**WHAT NEEDS TO BE DONE**
Go through the records below and copy out every line that contains the word "logged".

[Element data from apps and pages]

——

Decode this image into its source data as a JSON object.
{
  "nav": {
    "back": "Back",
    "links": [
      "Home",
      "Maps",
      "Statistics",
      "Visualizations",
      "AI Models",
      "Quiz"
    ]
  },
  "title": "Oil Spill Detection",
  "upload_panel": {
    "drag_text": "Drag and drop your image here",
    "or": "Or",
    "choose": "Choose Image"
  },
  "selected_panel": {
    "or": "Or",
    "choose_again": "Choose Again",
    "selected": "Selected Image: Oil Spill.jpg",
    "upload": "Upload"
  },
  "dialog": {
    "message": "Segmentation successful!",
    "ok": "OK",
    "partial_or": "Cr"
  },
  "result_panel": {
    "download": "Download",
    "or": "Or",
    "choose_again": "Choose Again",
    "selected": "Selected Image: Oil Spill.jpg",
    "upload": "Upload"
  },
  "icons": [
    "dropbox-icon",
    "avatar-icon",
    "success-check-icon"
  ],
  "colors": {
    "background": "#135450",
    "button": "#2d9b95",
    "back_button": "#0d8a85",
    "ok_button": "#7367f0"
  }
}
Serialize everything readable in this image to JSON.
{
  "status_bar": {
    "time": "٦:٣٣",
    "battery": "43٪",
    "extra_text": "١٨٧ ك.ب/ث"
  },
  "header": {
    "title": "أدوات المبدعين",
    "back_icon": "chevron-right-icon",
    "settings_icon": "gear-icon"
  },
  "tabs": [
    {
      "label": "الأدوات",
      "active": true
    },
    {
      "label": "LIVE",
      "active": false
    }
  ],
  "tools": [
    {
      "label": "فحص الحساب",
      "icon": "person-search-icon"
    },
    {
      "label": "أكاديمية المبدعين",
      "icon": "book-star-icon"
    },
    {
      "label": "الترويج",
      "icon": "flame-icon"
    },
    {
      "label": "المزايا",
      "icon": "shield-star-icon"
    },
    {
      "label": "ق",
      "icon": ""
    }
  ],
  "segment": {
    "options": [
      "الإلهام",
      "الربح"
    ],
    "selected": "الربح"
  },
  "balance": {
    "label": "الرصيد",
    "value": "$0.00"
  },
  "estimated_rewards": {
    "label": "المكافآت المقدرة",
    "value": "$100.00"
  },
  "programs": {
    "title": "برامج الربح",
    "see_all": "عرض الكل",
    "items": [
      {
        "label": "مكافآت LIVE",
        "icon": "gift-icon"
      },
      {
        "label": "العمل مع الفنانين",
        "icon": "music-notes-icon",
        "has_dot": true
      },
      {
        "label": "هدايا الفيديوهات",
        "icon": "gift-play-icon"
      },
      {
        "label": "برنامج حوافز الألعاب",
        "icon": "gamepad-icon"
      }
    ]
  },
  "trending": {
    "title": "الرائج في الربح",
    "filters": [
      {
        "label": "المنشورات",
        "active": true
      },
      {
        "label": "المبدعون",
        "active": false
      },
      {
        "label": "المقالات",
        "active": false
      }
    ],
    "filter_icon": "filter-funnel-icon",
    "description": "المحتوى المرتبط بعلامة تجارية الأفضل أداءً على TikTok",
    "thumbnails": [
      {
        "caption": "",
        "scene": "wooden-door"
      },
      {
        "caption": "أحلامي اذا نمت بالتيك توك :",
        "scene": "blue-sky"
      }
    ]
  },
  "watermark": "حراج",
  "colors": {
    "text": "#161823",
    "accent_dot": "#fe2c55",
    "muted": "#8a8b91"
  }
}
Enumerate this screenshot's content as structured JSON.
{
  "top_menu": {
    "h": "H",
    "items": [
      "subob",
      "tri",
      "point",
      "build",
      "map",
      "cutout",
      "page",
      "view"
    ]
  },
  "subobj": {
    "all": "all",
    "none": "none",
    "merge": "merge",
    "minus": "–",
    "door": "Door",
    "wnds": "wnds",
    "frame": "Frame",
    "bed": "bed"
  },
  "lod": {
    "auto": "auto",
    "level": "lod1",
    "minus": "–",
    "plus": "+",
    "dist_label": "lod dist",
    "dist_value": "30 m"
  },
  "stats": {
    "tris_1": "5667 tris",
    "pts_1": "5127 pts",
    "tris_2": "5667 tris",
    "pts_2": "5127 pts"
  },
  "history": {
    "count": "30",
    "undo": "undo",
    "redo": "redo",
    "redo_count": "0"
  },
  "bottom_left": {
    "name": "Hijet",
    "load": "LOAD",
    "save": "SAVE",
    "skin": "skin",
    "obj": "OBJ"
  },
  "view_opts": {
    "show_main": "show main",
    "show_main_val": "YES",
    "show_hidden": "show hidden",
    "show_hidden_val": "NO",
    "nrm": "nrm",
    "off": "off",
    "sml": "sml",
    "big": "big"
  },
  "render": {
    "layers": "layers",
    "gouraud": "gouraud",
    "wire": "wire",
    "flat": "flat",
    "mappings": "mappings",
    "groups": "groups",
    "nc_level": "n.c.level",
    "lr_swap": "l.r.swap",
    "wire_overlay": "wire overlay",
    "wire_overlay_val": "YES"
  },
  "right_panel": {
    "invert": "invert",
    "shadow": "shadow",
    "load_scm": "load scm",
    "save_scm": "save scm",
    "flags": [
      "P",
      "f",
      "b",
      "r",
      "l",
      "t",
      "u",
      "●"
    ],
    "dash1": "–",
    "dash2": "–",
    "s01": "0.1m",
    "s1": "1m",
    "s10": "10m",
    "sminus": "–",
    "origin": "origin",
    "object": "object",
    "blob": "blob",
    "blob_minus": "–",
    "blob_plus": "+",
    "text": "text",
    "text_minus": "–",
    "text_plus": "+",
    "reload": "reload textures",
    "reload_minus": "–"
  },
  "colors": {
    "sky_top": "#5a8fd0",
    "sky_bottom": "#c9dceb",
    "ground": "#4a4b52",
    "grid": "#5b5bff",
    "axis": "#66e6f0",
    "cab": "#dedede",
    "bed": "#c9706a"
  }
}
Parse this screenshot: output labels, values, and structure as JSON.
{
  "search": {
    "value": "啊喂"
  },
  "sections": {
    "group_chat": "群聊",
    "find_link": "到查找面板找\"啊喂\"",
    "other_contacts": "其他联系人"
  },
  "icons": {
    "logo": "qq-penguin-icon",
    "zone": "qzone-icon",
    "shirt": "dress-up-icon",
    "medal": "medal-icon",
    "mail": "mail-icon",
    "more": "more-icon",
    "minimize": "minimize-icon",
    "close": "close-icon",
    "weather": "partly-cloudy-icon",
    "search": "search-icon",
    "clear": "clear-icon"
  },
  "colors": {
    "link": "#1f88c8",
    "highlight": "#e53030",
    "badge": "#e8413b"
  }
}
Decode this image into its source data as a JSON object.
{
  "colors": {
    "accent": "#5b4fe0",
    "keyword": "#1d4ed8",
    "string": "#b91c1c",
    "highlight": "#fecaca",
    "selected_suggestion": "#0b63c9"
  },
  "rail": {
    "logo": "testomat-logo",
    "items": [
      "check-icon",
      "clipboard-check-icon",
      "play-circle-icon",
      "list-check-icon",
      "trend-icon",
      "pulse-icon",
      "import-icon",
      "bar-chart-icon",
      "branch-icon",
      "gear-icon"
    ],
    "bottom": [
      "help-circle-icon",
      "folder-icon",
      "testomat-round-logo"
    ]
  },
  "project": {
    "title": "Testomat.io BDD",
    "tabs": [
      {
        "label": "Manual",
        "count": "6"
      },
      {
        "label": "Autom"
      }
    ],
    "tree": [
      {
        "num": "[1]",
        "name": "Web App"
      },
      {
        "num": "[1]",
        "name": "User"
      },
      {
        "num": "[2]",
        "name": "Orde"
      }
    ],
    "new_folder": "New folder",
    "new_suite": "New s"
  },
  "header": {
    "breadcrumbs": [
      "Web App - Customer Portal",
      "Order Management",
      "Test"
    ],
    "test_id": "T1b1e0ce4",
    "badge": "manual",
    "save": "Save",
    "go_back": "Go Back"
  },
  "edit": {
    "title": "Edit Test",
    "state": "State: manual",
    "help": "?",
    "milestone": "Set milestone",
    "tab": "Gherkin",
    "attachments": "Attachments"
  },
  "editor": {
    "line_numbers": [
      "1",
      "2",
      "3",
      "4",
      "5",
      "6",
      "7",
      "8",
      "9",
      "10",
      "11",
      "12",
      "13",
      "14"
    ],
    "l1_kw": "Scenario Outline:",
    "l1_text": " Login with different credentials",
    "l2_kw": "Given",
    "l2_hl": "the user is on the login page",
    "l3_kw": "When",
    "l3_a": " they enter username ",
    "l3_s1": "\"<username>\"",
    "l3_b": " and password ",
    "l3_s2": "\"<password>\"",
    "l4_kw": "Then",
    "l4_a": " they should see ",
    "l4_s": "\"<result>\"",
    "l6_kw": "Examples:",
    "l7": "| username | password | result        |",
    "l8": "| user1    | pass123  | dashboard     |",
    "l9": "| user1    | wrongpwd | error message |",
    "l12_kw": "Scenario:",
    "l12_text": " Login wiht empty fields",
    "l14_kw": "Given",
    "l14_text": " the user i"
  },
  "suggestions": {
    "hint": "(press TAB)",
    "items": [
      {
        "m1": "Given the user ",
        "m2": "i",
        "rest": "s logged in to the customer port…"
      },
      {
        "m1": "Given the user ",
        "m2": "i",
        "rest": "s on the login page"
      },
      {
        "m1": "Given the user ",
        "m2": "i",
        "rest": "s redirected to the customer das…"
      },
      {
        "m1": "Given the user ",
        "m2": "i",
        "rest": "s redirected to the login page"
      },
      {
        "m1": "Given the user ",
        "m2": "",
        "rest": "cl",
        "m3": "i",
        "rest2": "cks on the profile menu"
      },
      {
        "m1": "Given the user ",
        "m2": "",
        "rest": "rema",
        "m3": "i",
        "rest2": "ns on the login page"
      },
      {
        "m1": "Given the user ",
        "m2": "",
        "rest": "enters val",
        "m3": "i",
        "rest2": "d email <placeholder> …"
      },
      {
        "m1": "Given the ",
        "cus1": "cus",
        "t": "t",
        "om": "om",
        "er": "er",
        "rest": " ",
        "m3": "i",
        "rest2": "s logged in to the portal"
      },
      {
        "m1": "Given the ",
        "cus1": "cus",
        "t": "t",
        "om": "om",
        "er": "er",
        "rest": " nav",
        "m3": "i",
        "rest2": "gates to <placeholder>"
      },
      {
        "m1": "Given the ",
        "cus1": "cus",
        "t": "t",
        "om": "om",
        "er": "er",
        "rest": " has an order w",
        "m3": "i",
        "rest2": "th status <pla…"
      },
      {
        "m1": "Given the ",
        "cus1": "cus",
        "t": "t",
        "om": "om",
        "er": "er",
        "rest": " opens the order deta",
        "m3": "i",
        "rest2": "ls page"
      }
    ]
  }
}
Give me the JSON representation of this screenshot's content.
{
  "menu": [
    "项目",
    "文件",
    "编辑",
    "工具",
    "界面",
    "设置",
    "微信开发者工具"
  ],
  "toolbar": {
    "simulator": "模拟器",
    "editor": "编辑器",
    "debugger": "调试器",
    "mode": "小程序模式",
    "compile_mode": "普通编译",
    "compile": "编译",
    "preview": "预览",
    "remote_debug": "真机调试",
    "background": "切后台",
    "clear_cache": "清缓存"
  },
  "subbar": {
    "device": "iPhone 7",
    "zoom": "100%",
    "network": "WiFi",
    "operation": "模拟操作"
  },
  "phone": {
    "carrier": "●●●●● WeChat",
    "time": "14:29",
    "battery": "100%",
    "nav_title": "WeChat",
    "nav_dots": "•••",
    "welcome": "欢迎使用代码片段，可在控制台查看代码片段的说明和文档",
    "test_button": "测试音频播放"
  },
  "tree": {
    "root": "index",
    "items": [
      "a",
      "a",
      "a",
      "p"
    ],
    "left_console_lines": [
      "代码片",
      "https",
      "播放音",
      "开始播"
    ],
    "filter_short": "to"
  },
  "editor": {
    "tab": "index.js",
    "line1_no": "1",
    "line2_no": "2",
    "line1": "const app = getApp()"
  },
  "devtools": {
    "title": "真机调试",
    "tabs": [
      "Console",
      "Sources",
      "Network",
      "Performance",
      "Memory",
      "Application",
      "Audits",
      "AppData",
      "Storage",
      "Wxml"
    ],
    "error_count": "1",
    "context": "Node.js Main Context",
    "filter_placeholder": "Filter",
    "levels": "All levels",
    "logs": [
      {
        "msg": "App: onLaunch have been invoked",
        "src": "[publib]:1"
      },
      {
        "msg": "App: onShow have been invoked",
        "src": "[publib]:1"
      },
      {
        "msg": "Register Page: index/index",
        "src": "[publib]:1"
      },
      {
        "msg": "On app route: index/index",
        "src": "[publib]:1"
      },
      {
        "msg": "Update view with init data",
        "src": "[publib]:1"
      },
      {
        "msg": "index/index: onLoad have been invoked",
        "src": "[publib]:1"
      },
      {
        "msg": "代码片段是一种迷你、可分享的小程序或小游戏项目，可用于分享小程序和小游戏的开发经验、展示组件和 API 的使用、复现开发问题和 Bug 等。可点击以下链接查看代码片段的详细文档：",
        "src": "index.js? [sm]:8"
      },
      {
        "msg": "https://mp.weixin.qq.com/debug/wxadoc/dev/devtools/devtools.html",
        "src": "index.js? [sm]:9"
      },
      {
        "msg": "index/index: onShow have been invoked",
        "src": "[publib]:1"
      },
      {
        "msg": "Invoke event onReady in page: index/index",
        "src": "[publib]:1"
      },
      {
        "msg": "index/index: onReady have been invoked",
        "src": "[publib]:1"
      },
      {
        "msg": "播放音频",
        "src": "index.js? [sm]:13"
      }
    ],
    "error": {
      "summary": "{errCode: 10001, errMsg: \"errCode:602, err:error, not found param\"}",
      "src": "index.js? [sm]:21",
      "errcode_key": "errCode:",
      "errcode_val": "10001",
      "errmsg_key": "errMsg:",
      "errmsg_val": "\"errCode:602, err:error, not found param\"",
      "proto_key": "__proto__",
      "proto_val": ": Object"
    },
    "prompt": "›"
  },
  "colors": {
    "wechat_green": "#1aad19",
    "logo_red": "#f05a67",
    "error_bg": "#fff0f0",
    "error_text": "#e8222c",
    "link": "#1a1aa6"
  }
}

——

**FINAL ANSWER**
        "rest": "s logged in to the customer port…"
        "rest2": "s logged in to the portal"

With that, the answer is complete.